“Furthermore, 0.5 per cent of the 1.054 per cent, equivalent of N4.29 billion was converted to US dollars by the 2nd defendant and handed over to the 1st defendant as appreciation for the consultancy service.
“The balance of N4.6bn, representing 0.54 per cent was what was finally the share of the 2nd defendant, Akindele.
“My lord, we invited all the defendants, they reported and volunteered their statements under word of caution.
“They admitted receiving these monies and investigation is still underway to recover funds paid to Chris Akomas, ex-governor Yari and co.”
Meanwhile, move by the prosecution counsel, Jacobs, SAN, to tender the confessional statements of the defendants in evidence, met stiff opposition by their respective lawyers who begged the court for time to consult their clients.
The defence lawyers, led by Chris Uche, SAN, lamented that they had not been able to get proper briefing from their clients who had been on remand at the Kuje prison.
Consequently, Justice Adeyemi Ajayi, adjourned the matter till August 10, even as she admitted both the petition against the ex-AGF as well as bank statements into evidence and marked them as exhibits.

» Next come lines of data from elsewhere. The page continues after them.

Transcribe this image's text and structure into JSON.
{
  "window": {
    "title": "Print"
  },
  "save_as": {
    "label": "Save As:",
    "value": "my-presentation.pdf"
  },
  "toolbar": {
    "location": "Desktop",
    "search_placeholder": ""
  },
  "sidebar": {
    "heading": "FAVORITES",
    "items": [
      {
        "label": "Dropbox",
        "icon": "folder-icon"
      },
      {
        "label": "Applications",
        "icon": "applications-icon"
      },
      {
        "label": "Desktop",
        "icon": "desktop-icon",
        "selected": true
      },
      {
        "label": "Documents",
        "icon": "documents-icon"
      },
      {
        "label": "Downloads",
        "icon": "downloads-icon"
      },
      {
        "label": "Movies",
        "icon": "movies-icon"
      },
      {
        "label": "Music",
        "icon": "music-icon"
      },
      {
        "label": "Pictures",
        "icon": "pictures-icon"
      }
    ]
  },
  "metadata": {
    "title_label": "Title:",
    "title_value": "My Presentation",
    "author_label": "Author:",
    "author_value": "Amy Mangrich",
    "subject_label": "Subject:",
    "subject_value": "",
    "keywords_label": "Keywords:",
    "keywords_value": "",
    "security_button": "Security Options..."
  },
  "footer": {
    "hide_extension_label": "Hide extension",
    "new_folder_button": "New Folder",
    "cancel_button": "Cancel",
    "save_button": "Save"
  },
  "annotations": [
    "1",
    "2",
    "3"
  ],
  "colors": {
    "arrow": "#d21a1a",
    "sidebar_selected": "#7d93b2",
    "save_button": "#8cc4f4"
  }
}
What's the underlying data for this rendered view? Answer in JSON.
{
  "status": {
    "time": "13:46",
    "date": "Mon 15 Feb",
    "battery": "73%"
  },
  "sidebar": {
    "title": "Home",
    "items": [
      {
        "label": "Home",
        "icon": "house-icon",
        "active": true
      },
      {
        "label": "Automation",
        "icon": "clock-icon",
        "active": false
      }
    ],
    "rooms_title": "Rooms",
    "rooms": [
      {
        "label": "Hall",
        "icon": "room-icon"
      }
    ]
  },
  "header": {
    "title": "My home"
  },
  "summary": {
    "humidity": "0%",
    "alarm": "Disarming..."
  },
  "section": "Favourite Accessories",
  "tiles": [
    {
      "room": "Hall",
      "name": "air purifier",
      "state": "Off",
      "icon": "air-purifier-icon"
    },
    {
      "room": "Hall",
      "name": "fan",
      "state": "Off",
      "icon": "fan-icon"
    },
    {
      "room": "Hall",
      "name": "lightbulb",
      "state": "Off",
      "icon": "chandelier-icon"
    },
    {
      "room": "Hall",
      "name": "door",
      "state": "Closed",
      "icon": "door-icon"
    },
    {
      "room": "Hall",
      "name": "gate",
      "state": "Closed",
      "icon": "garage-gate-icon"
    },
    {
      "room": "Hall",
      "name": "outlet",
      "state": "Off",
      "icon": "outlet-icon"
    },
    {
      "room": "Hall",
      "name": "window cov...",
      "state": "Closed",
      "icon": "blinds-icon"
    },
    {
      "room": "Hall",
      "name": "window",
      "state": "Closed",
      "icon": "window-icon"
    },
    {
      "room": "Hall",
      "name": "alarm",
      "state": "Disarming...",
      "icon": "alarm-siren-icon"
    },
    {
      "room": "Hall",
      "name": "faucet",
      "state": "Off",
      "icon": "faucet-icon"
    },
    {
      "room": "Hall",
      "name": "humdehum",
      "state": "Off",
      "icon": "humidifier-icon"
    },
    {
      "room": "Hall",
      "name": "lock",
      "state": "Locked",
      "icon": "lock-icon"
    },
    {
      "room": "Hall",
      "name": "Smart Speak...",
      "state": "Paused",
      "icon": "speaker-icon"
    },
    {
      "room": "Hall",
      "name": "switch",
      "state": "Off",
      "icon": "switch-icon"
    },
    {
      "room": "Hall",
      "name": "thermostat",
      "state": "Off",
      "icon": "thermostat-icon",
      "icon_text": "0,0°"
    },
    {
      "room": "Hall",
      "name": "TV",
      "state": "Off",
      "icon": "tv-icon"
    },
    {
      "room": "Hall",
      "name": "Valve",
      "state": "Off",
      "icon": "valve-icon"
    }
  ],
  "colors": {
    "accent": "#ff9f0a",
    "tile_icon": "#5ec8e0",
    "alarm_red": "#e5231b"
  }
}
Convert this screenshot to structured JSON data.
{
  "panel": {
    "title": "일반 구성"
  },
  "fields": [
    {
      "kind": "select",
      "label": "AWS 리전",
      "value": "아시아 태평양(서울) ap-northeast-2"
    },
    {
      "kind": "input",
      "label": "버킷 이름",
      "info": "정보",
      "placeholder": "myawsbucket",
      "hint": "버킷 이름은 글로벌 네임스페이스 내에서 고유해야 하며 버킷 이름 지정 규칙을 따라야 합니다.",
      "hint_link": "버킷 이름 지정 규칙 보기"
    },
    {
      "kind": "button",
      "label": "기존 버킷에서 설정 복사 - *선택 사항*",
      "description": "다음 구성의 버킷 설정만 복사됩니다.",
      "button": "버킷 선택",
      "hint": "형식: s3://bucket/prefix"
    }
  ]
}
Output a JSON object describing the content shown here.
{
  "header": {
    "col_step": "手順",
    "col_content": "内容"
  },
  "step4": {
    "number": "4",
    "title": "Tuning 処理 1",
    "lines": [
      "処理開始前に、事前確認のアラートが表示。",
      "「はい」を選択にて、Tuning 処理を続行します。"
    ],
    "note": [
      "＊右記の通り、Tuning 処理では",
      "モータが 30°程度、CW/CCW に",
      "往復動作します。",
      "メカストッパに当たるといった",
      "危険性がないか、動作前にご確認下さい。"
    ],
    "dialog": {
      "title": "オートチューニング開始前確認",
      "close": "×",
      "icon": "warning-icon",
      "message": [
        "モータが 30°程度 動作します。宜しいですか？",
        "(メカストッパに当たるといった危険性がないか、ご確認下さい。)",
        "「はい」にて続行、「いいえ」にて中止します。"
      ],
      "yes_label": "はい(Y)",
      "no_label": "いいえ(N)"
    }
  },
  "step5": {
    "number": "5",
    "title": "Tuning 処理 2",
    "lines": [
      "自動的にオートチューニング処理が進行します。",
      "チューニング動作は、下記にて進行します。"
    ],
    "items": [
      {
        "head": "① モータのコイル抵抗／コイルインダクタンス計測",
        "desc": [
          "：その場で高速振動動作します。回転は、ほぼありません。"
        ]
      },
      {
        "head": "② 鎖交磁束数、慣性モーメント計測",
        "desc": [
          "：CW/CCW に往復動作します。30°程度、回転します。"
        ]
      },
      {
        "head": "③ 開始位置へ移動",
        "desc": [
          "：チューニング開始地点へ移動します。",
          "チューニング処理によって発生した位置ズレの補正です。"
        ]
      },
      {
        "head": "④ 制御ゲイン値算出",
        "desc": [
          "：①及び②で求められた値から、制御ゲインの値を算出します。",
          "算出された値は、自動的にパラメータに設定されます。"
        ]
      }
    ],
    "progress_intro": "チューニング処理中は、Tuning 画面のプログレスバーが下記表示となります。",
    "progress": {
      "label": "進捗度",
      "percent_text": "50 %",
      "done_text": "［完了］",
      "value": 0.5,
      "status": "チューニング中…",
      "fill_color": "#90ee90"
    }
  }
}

Ex-AGF secures N5bn bail
Earlier in the proceedings, the court, granted the former AGF bail in the sum of N5 billion, with two sureties, which it stressed must be a Director and a Permanent Secretary.
The court equally granted the 2nd and 3rd defendants bail in the sum of N2 billion each with two sureties that must be Directors.
Justice Ajayi said she was inclined to adopt all the terms and conditions of the administrative bail the EFCC previously gave to the defendants.
As part of conditions, the defendants, were barred from travelling out of Abuja, even as they were ordered to surrender their international passports and undertake not to procure alternate passports during the pendency of the case.
The defendants were equally ordered to depose to an affidavit of assurance to abide by all their bail conditions.
Justice Ajayi held that they should remain in Kuje prison until all the bail conditions are perfected.